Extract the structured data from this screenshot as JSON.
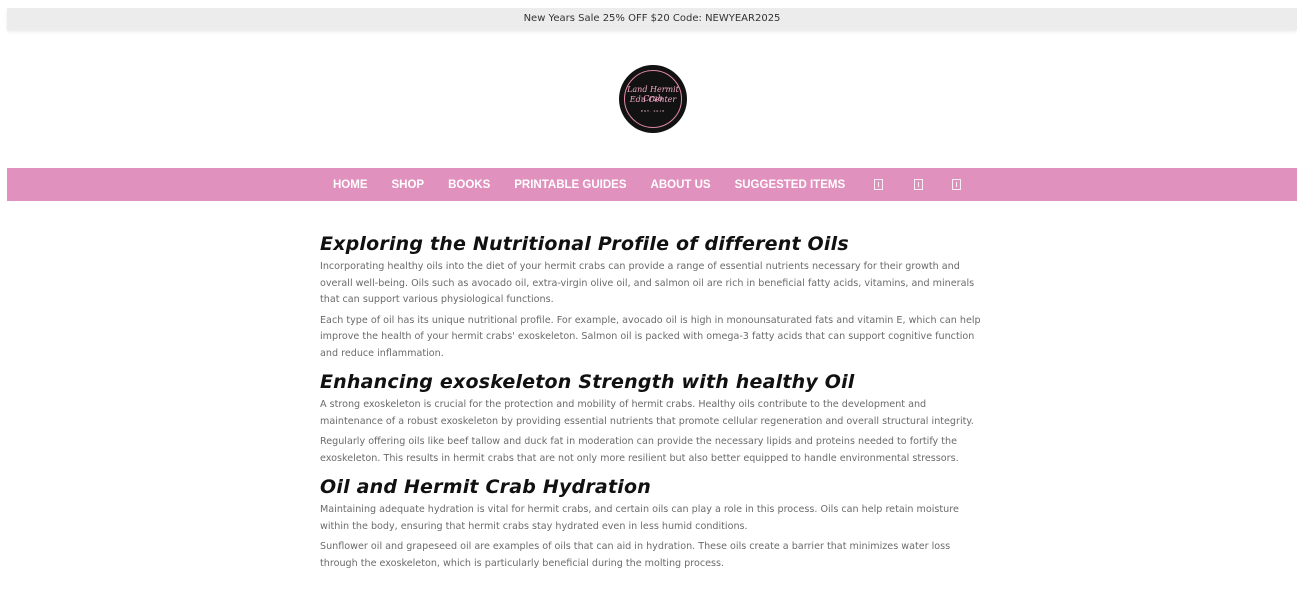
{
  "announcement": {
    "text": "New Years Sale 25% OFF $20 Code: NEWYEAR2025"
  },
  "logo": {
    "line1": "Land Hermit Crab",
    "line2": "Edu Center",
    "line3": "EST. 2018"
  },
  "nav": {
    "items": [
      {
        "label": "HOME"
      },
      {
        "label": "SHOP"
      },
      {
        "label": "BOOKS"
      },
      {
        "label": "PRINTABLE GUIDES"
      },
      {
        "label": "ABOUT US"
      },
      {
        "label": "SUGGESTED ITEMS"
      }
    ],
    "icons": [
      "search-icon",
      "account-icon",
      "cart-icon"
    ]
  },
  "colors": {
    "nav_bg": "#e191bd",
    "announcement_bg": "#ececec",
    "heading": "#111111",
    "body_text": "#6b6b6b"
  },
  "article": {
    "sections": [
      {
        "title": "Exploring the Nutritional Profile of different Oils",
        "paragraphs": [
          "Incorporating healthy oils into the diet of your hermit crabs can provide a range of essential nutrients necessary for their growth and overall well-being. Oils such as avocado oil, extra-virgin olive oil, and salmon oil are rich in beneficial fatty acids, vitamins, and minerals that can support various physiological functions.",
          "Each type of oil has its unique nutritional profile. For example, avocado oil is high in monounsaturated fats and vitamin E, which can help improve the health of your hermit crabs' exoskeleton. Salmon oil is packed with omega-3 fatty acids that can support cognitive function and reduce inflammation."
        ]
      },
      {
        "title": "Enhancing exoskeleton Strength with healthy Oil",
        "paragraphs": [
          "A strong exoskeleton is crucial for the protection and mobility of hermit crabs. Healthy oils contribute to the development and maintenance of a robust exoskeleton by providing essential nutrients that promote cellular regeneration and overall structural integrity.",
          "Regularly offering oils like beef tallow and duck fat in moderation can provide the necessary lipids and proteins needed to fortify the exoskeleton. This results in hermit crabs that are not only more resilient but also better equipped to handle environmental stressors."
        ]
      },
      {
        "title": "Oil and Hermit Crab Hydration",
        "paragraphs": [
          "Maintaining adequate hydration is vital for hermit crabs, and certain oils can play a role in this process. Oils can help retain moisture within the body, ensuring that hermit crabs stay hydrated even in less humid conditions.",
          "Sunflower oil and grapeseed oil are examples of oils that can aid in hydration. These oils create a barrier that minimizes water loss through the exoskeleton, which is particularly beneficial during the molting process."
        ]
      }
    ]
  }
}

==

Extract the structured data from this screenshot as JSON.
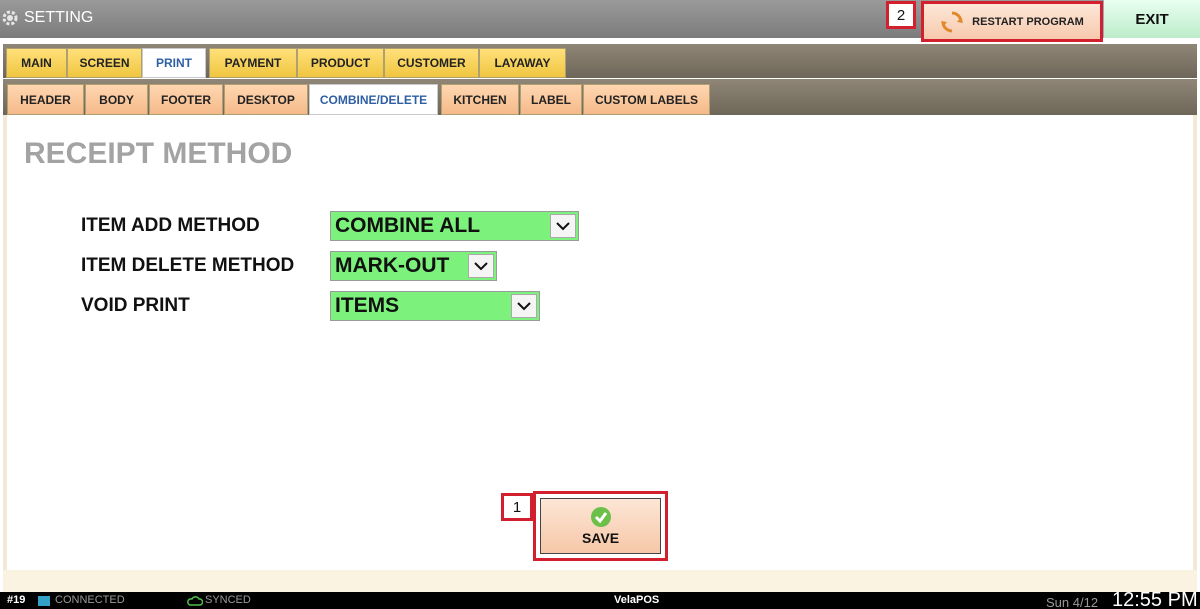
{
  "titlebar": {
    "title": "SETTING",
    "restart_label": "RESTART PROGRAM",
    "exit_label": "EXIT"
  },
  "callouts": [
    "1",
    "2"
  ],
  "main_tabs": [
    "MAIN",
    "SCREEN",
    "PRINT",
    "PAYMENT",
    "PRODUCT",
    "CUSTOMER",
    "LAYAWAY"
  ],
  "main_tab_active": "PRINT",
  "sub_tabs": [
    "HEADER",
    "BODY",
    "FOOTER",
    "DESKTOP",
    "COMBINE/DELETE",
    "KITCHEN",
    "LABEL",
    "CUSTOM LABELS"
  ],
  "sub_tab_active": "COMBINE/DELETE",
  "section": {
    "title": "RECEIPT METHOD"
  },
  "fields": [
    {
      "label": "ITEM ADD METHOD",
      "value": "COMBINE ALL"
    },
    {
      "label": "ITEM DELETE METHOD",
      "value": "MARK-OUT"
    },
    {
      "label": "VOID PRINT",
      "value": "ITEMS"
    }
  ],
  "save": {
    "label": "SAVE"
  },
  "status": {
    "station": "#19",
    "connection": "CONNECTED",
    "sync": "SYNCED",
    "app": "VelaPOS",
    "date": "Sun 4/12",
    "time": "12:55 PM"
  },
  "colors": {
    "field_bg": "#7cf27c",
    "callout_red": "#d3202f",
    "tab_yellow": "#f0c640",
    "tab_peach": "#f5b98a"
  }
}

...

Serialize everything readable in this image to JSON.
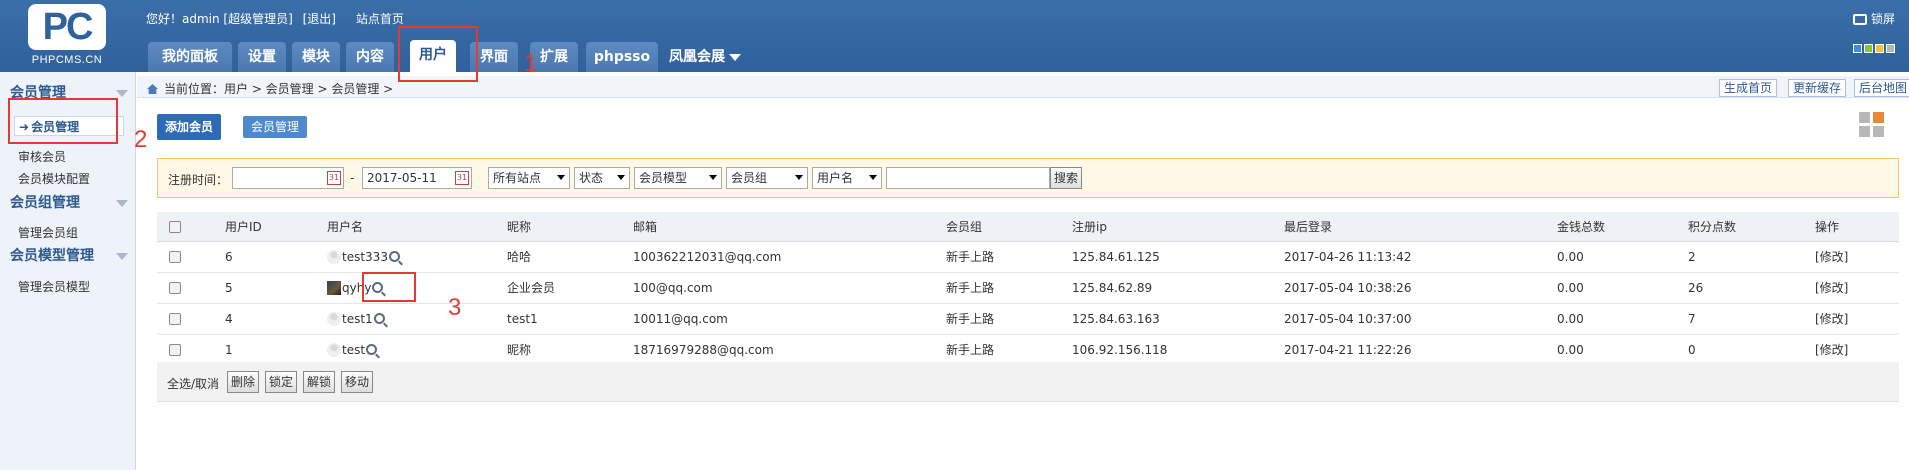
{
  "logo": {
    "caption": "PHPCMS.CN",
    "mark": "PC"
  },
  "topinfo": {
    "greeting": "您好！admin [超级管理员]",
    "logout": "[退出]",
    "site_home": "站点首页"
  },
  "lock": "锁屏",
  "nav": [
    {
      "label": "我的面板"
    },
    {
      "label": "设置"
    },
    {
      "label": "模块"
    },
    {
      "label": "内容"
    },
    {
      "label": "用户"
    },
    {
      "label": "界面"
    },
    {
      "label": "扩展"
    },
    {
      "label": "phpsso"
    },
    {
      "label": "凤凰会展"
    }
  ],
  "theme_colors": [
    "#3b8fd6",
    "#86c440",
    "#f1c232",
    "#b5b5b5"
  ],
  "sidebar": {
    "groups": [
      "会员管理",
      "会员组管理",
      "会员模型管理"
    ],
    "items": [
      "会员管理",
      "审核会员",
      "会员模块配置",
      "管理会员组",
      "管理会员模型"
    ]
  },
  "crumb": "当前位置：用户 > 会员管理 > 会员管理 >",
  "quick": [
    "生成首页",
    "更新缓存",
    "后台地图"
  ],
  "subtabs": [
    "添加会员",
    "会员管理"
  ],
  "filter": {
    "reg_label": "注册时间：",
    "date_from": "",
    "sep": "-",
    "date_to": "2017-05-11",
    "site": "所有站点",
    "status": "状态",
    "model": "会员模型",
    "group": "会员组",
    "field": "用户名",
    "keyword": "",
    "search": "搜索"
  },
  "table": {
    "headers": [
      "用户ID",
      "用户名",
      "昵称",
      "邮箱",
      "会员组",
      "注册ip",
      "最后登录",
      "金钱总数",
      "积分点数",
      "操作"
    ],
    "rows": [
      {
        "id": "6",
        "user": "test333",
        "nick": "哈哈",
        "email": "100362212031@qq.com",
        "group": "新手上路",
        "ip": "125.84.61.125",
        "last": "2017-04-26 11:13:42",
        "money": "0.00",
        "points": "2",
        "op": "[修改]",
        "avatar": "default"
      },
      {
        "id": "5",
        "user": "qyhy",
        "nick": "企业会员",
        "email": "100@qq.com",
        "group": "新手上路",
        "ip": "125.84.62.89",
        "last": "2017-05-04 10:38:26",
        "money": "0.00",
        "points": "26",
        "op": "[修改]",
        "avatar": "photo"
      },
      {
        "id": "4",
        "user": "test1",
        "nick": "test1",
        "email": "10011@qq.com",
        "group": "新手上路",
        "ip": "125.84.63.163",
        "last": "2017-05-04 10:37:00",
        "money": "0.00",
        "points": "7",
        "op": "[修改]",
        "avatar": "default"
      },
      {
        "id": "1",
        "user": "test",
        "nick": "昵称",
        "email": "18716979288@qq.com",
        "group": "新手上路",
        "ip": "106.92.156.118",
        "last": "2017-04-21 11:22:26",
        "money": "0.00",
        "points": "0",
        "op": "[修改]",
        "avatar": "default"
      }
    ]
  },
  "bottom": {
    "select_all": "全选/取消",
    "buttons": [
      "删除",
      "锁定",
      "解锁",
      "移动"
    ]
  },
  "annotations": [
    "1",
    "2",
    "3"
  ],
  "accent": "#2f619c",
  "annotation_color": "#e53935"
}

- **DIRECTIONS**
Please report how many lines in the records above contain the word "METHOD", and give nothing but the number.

- **ANSWER AREA**
3